Collins English Dictionary - Complete & Unabridged 2012 Digital Edition © William Collins Sons & Co. Ltd. 1979, 1986 © HarperCollins Publishers 1998, 2000, 2003, 2005, 2006, 2007, 2009, 2012

Word Origin and History for rum


"liquor from sugar cane or molasses," 1650s, shortening of rumbullion (1651), rombostion (1652), of uncertain origin, perhaps from rum (adj.).

The chiefe fudling they make in the Island [i.e. Barbados] is Rumbullion alias Kill-Devill, and this is made of suggar cane distilled, a hott, hellish and terrible liquor. ["A briefe Description of the Island of Barbados," 1651]

The English word was borrowed into Dutch, German, Swedish, Danish, Spanish, Portuguese, Italian, French, and Russian. Used since 1800 in North America as a general (hostile) name for intoxicating liquors.

Rum I take to be the name which unwashed moralists apply alike to the product distilled from molasses and the noblest juices of the vineyard. Burgundy in "all its sunset glow" is rum. Champagne, soul of "the foaming grape of Eastern France," is rum. ... Sir, I repudiate the loathsome vulgarism as an insult to the first miracle wrought by the Founder of our religion! [Oliver Wendell Holmes, "The Autocrat of the Breakfast-Table," 1891]

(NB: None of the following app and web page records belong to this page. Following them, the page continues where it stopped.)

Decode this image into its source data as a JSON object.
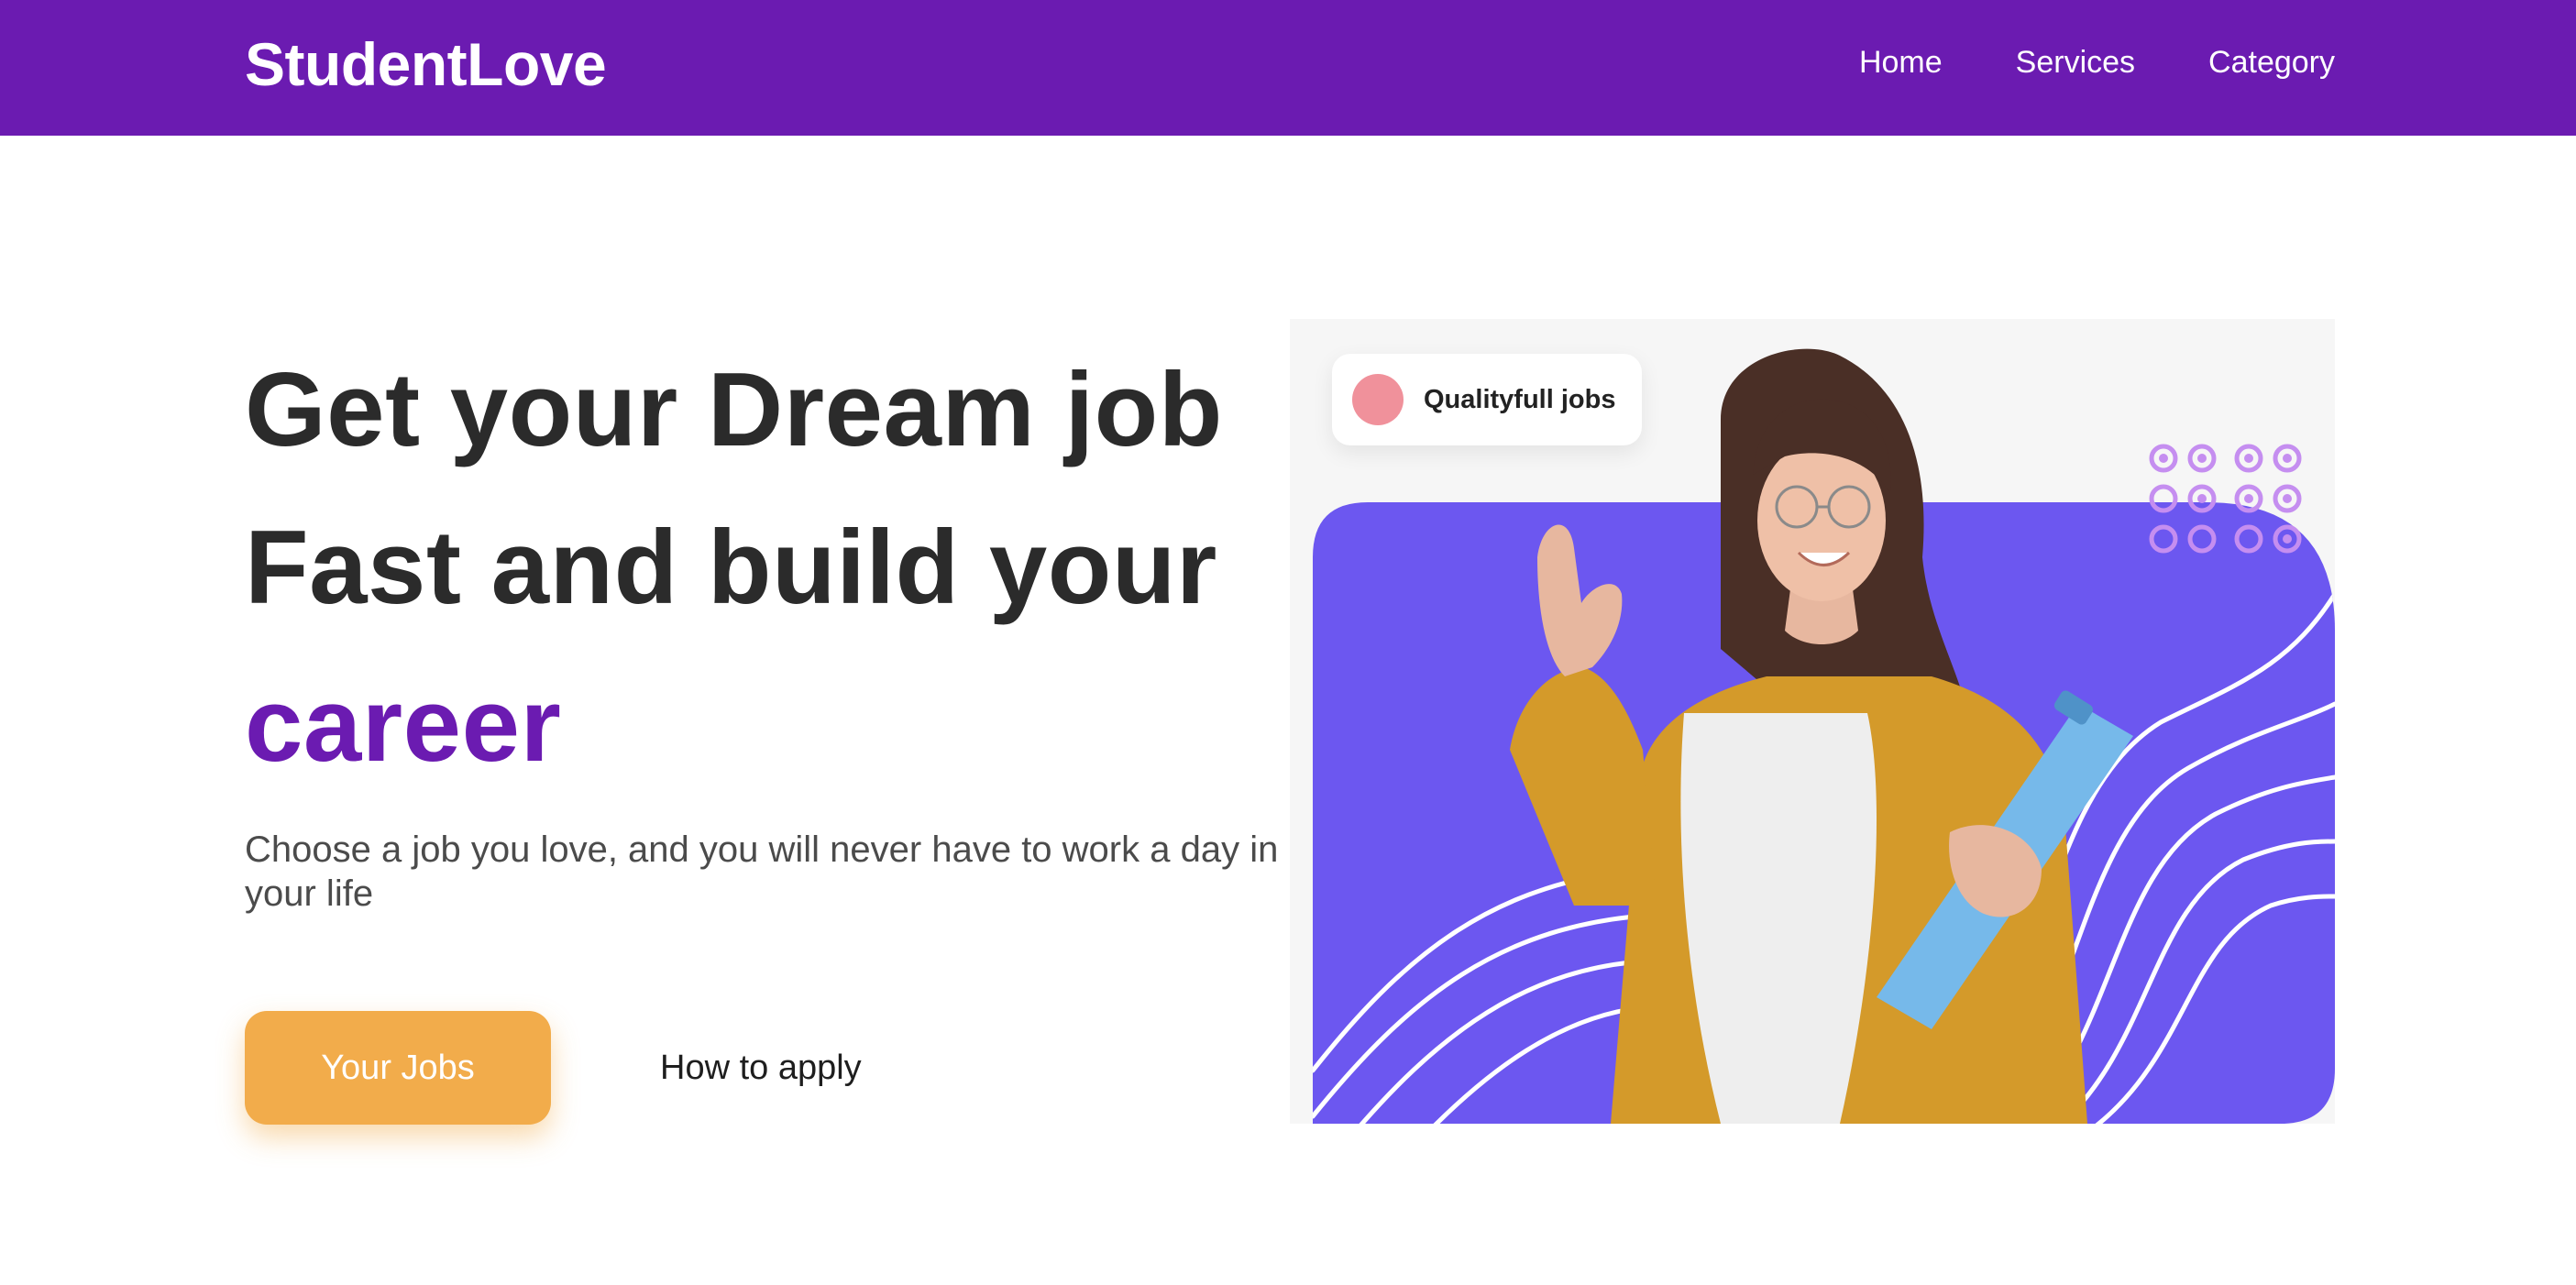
{
  "navbar": {
    "brand": "StudentLove",
    "links": [
      "Home",
      "Services",
      "Category"
    ],
    "background": "#6b1bb1"
  },
  "hero": {
    "title_lines": [
      "Get your Dream job",
      "Fast and build your"
    ],
    "title_accent": "career",
    "subtitle": "Choose a job you love, and you will never have to work a day in your life",
    "primary_button": "Your Jobs",
    "secondary_link": "How to apply",
    "accent_color": "#6b1bb1",
    "button_color": "#f2ac4b"
  },
  "visual": {
    "badge_text": "Qualityfull jobs",
    "badge_dot_color": "#f0919b",
    "card_color": "#6c57f0",
    "icons": [
      "dot-grid-icon",
      "wavy-lines-icon"
    ],
    "photo": "smiling woman in mustard jacket holding blue clipboard, pointing up"
  }
}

"excellent, fine, good, valuable," 1560s, from rome "fine" (1560s), said to be from Romany rom "male, husband" (see Romany). E.g. rum kicks "Breeches of gold or silver brocade, or richly laced with gold or silver" [Grose, "Dictionary of the Vulgar Tongue," 1788].

A very common 16c. cant word, by 1774 it also had come to mean "odd, strange, bad, spurious," perhaps because it had been so often used approvingly by rogues in reference to one another. This was the main sense after c.1800.

Online Etymology Dictionary, © 2010 Douglas Harper